Date: January 31, 2007
Creator: ROCHMAN,D.
Partner: UNT Libraries Government Documents Department

Investigation of Beam Instability Under the Effects of Long-Range Transverse Wake Fields in the Berkeley Future Light Source

Description: An ultra-relativistic charged particle bunch moving through a resonator cavity leaves behind a wake field that will affect subsequent bunches (if the bunch is not ultra-relativistic, the wake field will not be exclusively behind it). If the initial bunch enters the cavity off-axis, it will produce a transverse wake field that can then kick later bunches off the axis. Thus, even bunches that were initially traveling on axis could be displaced and, in turn, produce their own transverse wake fields, affecting following bunches. The offsets obtained by bunches could increase along the bunch train, leading to the so-called multi-bunch beam break-up instability [1]. The purpose of our investigation is to see whether such instability will occur in the superconducting, 1.3 GHz, 2.5GeV linac (see Table 1) planned for the Berkeley future light source (BFLS). We assume an initial steady-state situation established for machine operation; i.e. a continuous process where every bunch follows the same trajectory through the linac, with only small deviations from the axis of the rf structures. We will look at a possible instability arising from a bunch having a small deviation from the established trajectory. Such a deviation would produce a wake field that is slightly different from the one produced by the bunches following the established trajectory. This could lead to subsequent bunches deviating further from the established trajectory. We will assume the deviations are small (at first) and so the difference in the wake field caused by a bunch not traveling along the established trajectory is well approximated by a long-range transverse dipole wake. We are concerned only with deviations from the established trajectory; thus, in our models, a transverse position of zero corresponds to the bunch traveling along the established trajectory.

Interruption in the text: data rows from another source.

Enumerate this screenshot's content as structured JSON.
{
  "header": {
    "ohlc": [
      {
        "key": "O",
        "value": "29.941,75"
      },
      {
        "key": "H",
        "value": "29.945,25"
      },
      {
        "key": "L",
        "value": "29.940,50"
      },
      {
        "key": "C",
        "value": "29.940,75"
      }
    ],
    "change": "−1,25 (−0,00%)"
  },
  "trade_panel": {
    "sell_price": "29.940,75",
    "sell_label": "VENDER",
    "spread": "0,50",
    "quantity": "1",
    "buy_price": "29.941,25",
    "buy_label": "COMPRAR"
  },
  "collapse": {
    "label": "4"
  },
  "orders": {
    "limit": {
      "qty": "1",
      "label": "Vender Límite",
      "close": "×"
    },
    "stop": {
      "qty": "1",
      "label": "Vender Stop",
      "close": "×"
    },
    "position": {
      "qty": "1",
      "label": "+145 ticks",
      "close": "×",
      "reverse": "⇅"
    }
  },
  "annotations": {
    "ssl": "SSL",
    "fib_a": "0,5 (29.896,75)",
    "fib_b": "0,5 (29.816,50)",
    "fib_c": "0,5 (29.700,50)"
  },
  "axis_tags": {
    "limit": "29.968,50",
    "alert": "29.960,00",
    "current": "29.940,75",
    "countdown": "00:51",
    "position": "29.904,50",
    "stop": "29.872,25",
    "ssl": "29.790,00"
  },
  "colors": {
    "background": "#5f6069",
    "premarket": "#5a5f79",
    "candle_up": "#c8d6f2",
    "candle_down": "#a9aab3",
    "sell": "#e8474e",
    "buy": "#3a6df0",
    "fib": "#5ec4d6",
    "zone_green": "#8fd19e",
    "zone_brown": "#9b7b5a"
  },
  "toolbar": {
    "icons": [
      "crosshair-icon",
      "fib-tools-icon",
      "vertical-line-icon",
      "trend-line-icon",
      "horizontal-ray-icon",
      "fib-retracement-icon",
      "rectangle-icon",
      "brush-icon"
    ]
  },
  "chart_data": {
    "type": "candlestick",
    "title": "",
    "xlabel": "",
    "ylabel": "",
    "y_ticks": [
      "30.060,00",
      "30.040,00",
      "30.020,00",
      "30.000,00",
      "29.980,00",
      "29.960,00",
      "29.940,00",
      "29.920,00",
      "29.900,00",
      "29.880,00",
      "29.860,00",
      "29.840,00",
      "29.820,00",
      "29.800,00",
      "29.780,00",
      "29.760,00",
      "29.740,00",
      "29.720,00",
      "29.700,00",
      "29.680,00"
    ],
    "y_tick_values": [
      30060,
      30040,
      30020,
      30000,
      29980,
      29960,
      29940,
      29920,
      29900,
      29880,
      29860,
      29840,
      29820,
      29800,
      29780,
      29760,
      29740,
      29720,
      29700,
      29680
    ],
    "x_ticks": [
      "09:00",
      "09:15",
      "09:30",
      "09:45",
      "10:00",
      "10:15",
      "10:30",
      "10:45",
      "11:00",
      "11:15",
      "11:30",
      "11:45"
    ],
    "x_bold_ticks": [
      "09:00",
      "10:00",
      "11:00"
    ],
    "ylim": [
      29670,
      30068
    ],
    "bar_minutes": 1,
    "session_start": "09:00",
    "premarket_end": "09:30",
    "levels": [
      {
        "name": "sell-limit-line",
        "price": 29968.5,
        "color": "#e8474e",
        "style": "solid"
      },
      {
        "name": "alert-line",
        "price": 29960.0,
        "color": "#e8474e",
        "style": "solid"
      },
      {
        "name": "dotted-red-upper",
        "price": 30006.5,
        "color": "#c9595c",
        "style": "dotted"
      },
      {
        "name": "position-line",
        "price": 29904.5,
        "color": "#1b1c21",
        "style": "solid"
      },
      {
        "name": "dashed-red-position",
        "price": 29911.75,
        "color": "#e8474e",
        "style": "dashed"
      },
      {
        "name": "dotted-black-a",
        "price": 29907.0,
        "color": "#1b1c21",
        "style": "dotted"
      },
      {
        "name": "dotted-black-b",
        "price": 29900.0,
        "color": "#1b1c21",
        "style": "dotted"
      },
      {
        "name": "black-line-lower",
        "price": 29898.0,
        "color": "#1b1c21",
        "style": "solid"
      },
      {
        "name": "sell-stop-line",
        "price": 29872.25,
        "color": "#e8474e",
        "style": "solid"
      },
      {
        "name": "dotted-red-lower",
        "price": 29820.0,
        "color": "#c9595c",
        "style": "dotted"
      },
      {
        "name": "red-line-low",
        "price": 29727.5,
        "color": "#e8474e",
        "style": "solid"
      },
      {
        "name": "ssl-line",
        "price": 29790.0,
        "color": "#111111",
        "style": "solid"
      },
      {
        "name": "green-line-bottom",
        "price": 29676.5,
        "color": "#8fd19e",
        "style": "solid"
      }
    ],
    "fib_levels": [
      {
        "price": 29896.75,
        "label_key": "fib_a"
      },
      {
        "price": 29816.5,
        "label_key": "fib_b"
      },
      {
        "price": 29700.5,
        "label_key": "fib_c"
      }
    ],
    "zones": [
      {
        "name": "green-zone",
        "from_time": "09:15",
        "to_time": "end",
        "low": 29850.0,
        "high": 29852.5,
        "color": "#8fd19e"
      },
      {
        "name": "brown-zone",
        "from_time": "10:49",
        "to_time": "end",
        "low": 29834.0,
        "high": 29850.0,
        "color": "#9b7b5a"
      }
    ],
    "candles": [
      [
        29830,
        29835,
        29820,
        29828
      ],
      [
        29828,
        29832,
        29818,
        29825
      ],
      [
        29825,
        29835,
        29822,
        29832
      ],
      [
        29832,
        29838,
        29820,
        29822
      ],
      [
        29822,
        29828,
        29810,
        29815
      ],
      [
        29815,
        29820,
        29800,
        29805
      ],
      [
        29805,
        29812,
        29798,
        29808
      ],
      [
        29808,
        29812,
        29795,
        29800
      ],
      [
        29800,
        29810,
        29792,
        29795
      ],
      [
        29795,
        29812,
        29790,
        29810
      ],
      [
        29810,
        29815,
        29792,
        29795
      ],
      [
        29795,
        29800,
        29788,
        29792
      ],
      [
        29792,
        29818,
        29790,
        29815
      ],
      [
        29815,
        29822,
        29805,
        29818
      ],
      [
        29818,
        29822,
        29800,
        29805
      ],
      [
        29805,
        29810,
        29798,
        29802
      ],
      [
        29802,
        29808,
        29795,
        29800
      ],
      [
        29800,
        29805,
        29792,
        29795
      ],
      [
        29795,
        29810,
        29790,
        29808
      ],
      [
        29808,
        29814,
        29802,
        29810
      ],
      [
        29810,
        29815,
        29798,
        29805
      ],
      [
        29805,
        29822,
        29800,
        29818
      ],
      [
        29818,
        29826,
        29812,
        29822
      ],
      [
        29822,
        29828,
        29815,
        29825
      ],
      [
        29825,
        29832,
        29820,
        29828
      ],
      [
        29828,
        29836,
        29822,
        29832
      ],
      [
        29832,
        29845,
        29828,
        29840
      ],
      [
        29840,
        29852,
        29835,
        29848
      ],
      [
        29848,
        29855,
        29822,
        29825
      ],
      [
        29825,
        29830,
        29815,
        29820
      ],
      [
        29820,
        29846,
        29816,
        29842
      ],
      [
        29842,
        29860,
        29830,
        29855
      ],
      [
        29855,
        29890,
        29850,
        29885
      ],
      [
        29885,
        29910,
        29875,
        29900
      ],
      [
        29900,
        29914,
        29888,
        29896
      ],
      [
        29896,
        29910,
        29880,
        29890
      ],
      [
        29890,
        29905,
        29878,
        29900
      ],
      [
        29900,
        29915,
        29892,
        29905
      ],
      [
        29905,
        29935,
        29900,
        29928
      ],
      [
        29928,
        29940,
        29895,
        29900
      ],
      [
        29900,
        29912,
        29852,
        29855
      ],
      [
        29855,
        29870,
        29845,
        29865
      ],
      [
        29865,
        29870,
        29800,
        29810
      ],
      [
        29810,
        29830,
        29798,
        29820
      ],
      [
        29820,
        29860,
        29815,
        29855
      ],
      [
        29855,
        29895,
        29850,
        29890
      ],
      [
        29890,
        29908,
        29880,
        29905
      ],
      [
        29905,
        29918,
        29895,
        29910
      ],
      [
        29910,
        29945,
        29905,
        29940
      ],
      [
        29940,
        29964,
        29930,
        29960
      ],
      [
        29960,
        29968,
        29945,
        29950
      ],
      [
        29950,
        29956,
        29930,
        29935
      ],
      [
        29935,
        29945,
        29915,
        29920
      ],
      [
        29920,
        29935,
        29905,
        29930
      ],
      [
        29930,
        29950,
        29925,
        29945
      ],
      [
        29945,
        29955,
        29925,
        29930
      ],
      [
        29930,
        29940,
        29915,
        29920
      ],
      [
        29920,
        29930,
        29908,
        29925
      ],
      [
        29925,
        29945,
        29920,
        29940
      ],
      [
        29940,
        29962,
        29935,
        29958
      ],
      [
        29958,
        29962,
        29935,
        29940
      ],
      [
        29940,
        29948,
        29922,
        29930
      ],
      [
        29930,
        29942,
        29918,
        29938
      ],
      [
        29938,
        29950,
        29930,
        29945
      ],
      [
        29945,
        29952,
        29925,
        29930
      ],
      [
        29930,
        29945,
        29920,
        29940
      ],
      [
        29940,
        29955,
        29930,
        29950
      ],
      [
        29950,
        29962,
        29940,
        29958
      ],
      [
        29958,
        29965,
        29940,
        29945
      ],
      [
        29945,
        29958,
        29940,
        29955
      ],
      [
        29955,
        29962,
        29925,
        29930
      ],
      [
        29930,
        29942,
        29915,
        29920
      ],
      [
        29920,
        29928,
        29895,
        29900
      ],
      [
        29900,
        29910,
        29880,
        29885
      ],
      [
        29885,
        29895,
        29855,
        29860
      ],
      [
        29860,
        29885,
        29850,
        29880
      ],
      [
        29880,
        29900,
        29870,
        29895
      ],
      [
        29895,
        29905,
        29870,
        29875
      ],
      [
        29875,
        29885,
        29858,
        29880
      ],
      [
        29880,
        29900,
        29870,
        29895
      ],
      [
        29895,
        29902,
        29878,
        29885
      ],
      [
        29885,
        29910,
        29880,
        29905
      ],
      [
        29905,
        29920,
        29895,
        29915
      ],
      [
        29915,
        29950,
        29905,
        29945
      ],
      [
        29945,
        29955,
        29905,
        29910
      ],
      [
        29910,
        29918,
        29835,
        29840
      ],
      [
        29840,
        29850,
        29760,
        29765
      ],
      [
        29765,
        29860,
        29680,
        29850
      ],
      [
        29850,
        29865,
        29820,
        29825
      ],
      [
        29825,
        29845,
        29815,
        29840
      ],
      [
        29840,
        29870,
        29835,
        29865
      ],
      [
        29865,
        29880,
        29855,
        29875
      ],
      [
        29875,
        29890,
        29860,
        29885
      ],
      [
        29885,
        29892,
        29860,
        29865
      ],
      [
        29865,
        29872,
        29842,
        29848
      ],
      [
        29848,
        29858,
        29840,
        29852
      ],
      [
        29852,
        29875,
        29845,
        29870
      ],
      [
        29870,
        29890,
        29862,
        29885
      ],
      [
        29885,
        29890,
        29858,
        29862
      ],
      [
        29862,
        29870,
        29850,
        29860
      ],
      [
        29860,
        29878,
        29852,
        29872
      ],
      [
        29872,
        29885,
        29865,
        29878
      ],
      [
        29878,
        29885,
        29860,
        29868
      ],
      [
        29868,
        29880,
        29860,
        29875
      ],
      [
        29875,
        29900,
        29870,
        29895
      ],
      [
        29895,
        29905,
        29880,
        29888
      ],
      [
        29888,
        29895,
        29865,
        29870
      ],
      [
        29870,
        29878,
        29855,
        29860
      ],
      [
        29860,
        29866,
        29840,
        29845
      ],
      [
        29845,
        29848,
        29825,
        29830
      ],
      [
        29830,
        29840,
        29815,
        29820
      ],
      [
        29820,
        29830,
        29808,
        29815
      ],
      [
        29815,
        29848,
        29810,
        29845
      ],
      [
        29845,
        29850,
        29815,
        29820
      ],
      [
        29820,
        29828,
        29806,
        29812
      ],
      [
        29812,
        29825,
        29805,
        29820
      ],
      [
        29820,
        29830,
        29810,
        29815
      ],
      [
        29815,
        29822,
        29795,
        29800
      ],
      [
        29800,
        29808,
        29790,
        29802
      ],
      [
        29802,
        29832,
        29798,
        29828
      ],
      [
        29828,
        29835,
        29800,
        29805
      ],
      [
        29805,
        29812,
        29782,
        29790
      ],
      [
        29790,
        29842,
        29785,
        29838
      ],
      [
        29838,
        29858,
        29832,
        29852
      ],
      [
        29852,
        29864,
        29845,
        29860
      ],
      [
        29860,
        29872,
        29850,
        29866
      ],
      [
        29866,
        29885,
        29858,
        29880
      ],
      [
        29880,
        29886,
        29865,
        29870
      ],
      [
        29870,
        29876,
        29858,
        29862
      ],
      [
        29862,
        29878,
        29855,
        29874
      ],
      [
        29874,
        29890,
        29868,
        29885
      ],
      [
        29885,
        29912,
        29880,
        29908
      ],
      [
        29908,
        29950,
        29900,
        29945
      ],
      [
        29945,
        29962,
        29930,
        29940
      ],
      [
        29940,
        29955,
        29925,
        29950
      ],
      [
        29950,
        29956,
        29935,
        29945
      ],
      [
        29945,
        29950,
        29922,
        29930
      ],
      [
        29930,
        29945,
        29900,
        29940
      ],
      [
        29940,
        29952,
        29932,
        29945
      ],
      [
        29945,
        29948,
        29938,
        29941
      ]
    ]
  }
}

Under this assumption, only the additional long-range transverse dipole wake remains in our ...
Date: August 31, 2008
Creator: Kur, Eugene & Zholents, Alexander A.
Partner: UNT Libraries Government Documents Department